Pancreatitis is inflammation of the pancreas. The pancreas is a large gland behind the stomach and close to the duodenum—the first part of the small intestine. The pancreas secretes digestive juices, or enzymes, into the duodenum through a tube called the pancreatic duct. Pancreatic enzymes join with bile—a liquid produced in the liver and stored in the gallbladder—to digest food. The pancreas also releases the hormones insulin and glucagon into the bloodstream. These hormones help the body regulate the glucose it takes from food for energy.

Normally, digestive enzymes secreted by the pancreas do not become active until they reach the small intestine. But when the pancreas is inflamed, the enzymes inside it attack and damage the tissues that produce them.

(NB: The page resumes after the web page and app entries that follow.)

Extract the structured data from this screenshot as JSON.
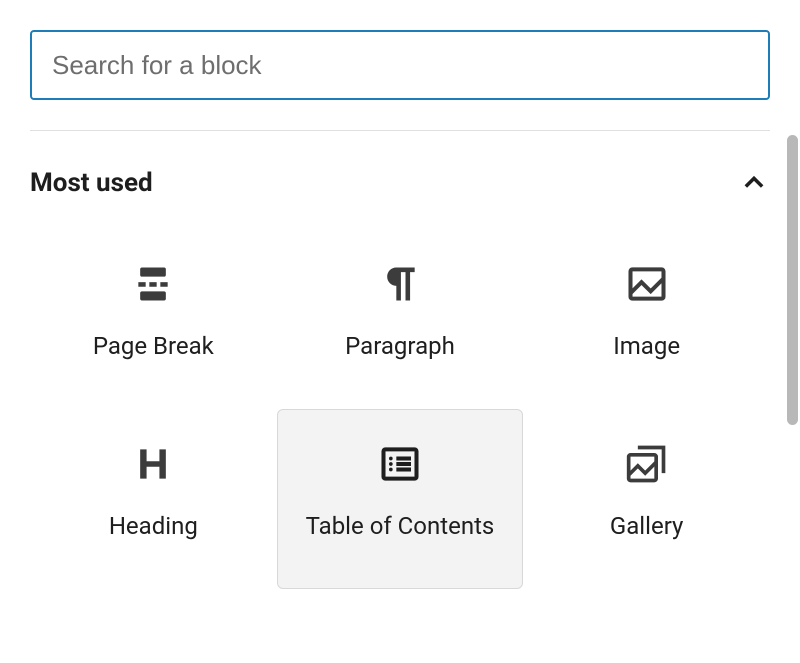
{
  "search": {
    "placeholder": "Search for a block"
  },
  "section": {
    "title": "Most used"
  },
  "blocks": [
    {
      "label": "Page Break",
      "icon": "page-break-icon",
      "selected": false
    },
    {
      "label": "Paragraph",
      "icon": "paragraph-icon",
      "selected": false
    },
    {
      "label": "Image",
      "icon": "image-icon",
      "selected": false
    },
    {
      "label": "Heading",
      "icon": "heading-icon",
      "selected": false
    },
    {
      "label": "Table of Contents",
      "icon": "table-of-contents-icon",
      "selected": true
    },
    {
      "label": "Gallery",
      "icon": "gallery-icon",
      "selected": false
    }
  ]
}
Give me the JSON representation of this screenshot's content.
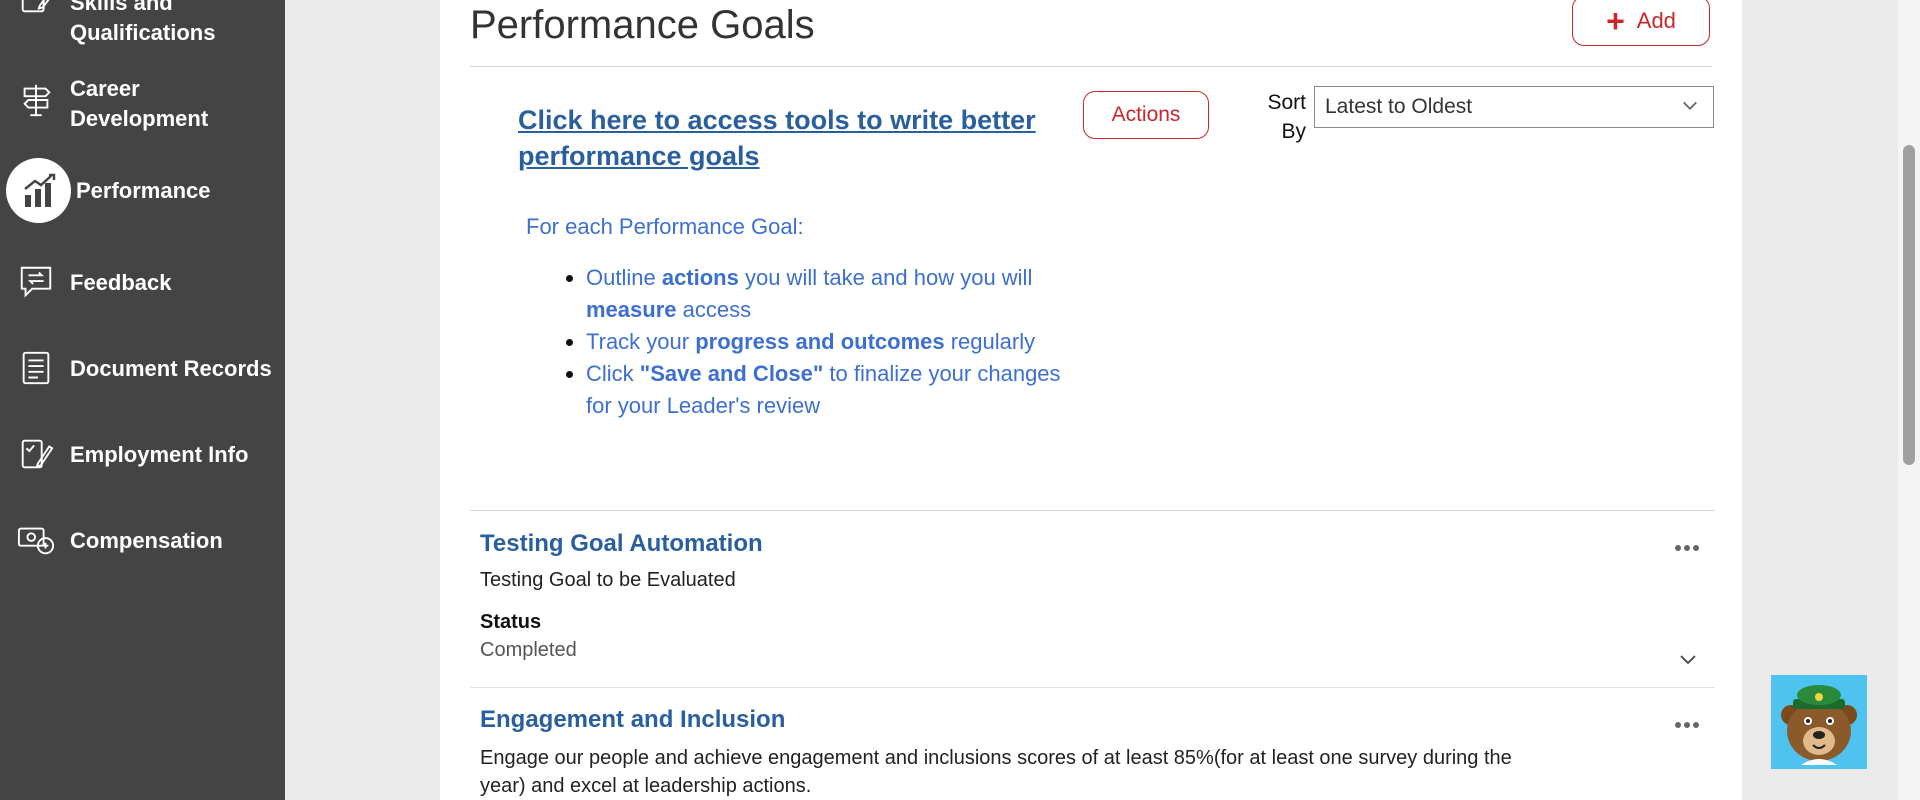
{
  "sidebar": {
    "items": [
      {
        "label": "Skills and Qualifications",
        "icon": "checklist-pencil-icon"
      },
      {
        "label": "Career Development",
        "icon": "signpost-icon"
      },
      {
        "label": "Performance",
        "icon": "bar-chart-icon",
        "active": true
      },
      {
        "label": "Feedback",
        "icon": "chat-feedback-icon"
      },
      {
        "label": "Document Records",
        "icon": "document-icon"
      },
      {
        "label": "Employment Info",
        "icon": "checklist-pencil-icon"
      },
      {
        "label": "Compensation",
        "icon": "money-icon"
      }
    ]
  },
  "main": {
    "title": "Performance Goals",
    "add_label": "Add",
    "tools_link": "Click here to access tools to write better performance goals",
    "actions_label": "Actions",
    "sort": {
      "label": "Sort By",
      "value": "Latest to Oldest"
    },
    "instructions": {
      "heading": "For each Performance Goal:",
      "bullets": [
        {
          "pre": "Outline ",
          "b1": "actions",
          "mid": " you will take and how you will ",
          "b2": "measure",
          "post": " access"
        },
        {
          "pre": "Track your ",
          "b1": "progress and outcomes",
          "post": " regularly"
        },
        {
          "pre": "Click ",
          "b1": "\"Save and Close\"",
          "post": " to finalize your changes for your Leader's review"
        }
      ]
    },
    "goals": [
      {
        "title": "Testing Goal Automation",
        "description": "Testing Goal to be Evaluated",
        "status_label": "Status",
        "status": "Completed"
      },
      {
        "title": "Engagement and Inclusion",
        "description": "Engage our people and achieve engagement and inclusions scores of at least 85%(for at least one survey during the year) and excel at leadership actions."
      }
    ]
  },
  "colors": {
    "sidebar_bg": "#444444",
    "accent_red": "#c8272e",
    "link_blue": "#2a5f9e",
    "instruction_blue": "#3d6fd1"
  }
}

Pancreatitis can be acute or chronic. Either form is serious and can lead to complications. In severe cases, bleeding, infection, and permanent tissue damage may occur.

Both forms of pancreatitis occur more often in men than women.

 

Source

National Digestive Diseases Information Clearinghouse, USA.